If you’re interested in teaching your children study skills, you may also wish to read my posts on “Preparing to study“, “How to study effectively” and “Memory Techniques“.


Memory Techniques

Let’s face it, we could all use a few memory techniques (I’m embarrassed to admit how many times I’ve stood in a room and tried desperately to recall why I’m there)!

Many kids assume that, if they just read over their notes enough times, they will memorize the content and be able to regurgitate it for the test.  Unfortunately, this is not really the case.  Although memory does require some repetition, there are much more effective study techniques than simple rote memorization.  To really transfer the information from short to long-term memory, so that it can be retrieved when needed, a number of different methods can be used with much greater success.

The below memory tips and techniques are being provided to the medical and dental faculties at the University of Manitoba, but are applicable to anyone who wants to train their brain to remember things more effectively.

Click here for the complete article.

Regardless of the age of your children, there are at least a few memory techniques that they could be using to study more effectively.  Start off with a couple of the more enjoyable ones first (e.g. creating silly songs and mnemonics), then go from there!

If you’re interested in teaching your children good study habits, you may also wish to read my post entitled How to study effectively.
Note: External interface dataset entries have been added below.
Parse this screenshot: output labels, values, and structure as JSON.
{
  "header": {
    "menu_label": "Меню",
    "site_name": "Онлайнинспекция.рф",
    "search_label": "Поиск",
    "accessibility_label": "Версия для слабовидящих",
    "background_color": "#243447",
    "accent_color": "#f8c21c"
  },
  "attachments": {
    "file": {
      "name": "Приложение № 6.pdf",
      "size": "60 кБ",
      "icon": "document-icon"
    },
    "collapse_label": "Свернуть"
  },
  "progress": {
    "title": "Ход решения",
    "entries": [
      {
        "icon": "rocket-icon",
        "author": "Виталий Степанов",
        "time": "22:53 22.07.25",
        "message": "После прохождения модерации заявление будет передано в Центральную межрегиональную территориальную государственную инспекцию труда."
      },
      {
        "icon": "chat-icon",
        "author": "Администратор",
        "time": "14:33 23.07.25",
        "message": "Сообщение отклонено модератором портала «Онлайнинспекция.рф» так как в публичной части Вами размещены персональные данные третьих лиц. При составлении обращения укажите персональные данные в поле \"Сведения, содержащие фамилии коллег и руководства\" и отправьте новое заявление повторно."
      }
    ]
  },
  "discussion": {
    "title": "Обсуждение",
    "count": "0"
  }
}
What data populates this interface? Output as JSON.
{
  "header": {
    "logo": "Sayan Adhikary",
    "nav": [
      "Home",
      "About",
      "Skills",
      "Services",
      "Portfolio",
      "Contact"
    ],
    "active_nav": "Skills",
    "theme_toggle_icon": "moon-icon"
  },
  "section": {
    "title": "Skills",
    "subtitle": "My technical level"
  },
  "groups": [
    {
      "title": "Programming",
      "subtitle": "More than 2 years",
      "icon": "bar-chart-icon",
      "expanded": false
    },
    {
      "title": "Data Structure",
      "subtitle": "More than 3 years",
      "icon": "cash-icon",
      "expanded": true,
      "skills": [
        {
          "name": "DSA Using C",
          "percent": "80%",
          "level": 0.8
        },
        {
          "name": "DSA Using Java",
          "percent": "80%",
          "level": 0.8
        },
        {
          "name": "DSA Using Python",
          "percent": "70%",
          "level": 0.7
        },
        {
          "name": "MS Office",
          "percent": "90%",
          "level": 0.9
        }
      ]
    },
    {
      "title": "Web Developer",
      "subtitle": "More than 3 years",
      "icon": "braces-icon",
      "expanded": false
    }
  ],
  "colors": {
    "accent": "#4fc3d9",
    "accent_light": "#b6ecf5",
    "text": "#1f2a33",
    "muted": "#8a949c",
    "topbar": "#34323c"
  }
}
The importance of study skills

As busy parents, most of us have spent very little time thinking about the importance of study skills, although the majority of us would agree that we would like our children to have “good study habits”.   We try fervently to convince our children of the importance of studying so that they can achieve academic success and honors status.  However, we rarely consider how, in addition to helping our children ‘ace’ their next test, study skills can actually assist our children in many other aspects of their current and future lives.

The below video talks about the importance of good study skills, not just as it relates to our children’s academic lives, but also within a broader context (e.g. in the work world).  It claims that study skills are so important because learning them requires us to master the essential life skills of critical thinking, collaboration and problem-solving.

I would go even further and assert that the process of learning study skills, teaches our children such valuable life skills as discipline, focus, organization, persistence and staying calm in the face of adversity (come to think of it, this is the life skill that parents need when we try to help our kids with their studying!!).

Give this video a listen and see what you think!

Watch this video on YouTube: Cost of NOT Teaching Study Skills

Our kids live in a very competitive world and that’s not likely to change.  If we can provide them with the study skills that they can use to excel both in school and beyond, then why not do it?  But let’s not wait until they’re faced with college exams before we teach our children how to study.  Instead, let’s begin teaching them what they need to know in the early grades, so that they can start benefiting right away!